__Your task__
The records below should be copied in full, exactly as shown.
--
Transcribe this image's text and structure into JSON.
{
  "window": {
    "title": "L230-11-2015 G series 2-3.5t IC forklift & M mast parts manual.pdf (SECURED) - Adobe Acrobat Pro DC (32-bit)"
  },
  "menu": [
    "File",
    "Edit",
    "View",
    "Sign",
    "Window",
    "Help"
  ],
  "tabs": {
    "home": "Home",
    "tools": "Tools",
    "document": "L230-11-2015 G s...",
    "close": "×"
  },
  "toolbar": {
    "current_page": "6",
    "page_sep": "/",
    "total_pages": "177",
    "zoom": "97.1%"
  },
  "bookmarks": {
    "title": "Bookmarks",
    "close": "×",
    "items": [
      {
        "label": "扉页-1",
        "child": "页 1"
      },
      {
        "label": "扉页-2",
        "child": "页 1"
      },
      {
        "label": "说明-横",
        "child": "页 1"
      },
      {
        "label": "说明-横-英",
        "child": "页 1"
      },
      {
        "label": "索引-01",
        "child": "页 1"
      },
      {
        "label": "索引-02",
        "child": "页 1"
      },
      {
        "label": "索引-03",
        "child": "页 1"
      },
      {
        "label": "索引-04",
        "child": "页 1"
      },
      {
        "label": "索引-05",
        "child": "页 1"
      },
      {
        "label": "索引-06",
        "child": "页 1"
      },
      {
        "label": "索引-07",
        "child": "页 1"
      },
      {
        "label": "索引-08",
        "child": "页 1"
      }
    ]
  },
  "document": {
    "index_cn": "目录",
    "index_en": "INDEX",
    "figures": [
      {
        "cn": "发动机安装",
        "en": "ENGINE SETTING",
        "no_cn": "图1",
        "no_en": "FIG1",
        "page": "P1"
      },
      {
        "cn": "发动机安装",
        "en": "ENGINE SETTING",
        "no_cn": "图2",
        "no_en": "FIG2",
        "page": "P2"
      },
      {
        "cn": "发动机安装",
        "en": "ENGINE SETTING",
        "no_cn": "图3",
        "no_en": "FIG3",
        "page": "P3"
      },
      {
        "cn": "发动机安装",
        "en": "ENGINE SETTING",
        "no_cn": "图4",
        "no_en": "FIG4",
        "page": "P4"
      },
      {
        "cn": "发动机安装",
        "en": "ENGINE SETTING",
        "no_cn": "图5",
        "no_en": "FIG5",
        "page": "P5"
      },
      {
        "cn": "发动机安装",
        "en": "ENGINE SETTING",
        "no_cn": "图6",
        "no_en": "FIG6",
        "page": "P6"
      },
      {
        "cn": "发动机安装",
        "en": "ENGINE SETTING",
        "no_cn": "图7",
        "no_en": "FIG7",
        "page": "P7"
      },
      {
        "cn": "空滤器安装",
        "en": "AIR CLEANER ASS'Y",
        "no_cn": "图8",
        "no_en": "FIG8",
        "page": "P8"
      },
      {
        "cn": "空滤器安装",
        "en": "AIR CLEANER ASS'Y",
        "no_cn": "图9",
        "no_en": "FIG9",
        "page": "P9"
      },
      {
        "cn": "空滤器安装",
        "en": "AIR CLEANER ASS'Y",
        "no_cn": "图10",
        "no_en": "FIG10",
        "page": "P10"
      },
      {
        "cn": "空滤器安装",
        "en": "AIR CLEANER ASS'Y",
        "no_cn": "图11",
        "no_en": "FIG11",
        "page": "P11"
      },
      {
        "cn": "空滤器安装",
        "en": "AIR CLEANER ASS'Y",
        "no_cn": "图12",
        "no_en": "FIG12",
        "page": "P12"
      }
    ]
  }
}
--
__Task output__
Transcribe this image's text and structure into JSON.
{
  "window": {
    "title": "L230-11-2015 G series 2-3.5t IC forklift & M mast parts manual.pdf (SECURED) - Adobe Acrobat Pro DC (32-bit)"
  },
  "menu": [
    "File",
    "Edit",
    "View",
    "Sign",
    "Window",
    "Help"
  ],
  "tabs": {
    "home": "Home",
    "tools": "Tools",
    "document": "L230-11-2015 G s...",
    "close": "×"
  },
  "toolbar": {
    "current_page": "6",
    "page_sep": "/",
    "total_pages": "177",
    "zoom": "97.1%"
  },
  "bookmarks": {
    "title": "Bookmarks",
    "close": "×",
    "items": [
      {
        "label": "扉页-1",
        "child": "页 1"
      },
      {
        "label": "扉页-2",
        "child": "页 1"
      },
      {
        "label": "说明-横",
        "child": "页 1"
      },
      {
        "label": "说明-横-英",
        "child": "页 1"
      },
      {
        "label": "索引-01",
        "child": "页 1"
      },
      {
        "label": "索引-02",
        "child": "页 1"
      },
      {
        "label": "索引-03",
        "child": "页 1"
      },
      {
        "label": "索引-04",
        "child": "页 1"
      },
      {
        "label": "索引-05",
        "child": "页 1"
      },
      {
        "label": "索引-06",
        "child": "页 1"
      },
      {
        "label": "索引-07",
        "child": "页 1"
      },
      {
        "label": "索引-08",
        "child": "页 1"
      }
    ]
  },
  "document": {
    "index_cn": "目录",
    "index_en": "INDEX",
    "figures": [
      {
        "cn": "发动机安装",
        "en": "ENGINE SETTING",
        "no_cn": "图1",
        "no_en": "FIG1",
        "page": "P1"
      },
      {
        "cn": "发动机安装",
        "en": "ENGINE SETTING",
        "no_cn": "图2",
        "no_en": "FIG2",
        "page": "P2"
      },
      {
        "cn": "发动机安装",
        "en": "ENGINE SETTING",
        "no_cn": "图3",
        "no_en": "FIG3",
        "page": "P3"
      },
      {
        "cn": "发动机安装",
        "en": "ENGINE SETTING",
        "no_cn": "图4",
        "no_en": "FIG4",
        "page": "P4"
      },
      {
        "cn": "发动机安装",
        "en": "ENGINE SETTING",
        "no_cn": "图5",
        "no_en": "FIG5",
        "page": "P5"
      },
      {
        "cn": "发动机安装",
        "en": "ENGINE SETTING",
        "no_cn": "图6",
        "no_en": "FIG6",
        "page": "P6"
      },
      {
        "cn": "发动机安装",
        "en": "ENGINE SETTING",
        "no_cn": "图7",
        "no_en": "FIG7",
        "page": "P7"
      },
      {
        "cn": "空滤器安装",
        "en": "AIR CLEANER ASS'Y",
        "no_cn": "图8",
        "no_en": "FIG8",
        "page": "P8"
      },
      {
        "cn": "空滤器安装",
        "en": "AIR CLEANER ASS'Y",
        "no_cn": "图9",
        "no_en": "FIG9",
        "page": "P9"
      },
      {
        "cn": "空滤器安装",
        "en": "AIR CLEANER ASS'Y",
        "no_cn": "图10",
        "no_en": "FIG10",
        "page": "P10"
      },
      {
        "cn": "空滤器安装",
        "en": "AIR CLEANER ASS'Y",
        "no_cn": "图11",
        "no_en": "FIG11",
        "page": "P11"
      },
      {
        "cn": "空滤器安装",
        "en": "AIR CLEANER ASS'Y",
        "no_cn": "图12",
        "no_en": "FIG12",
        "page": "P12"
      }
    ]
  }
}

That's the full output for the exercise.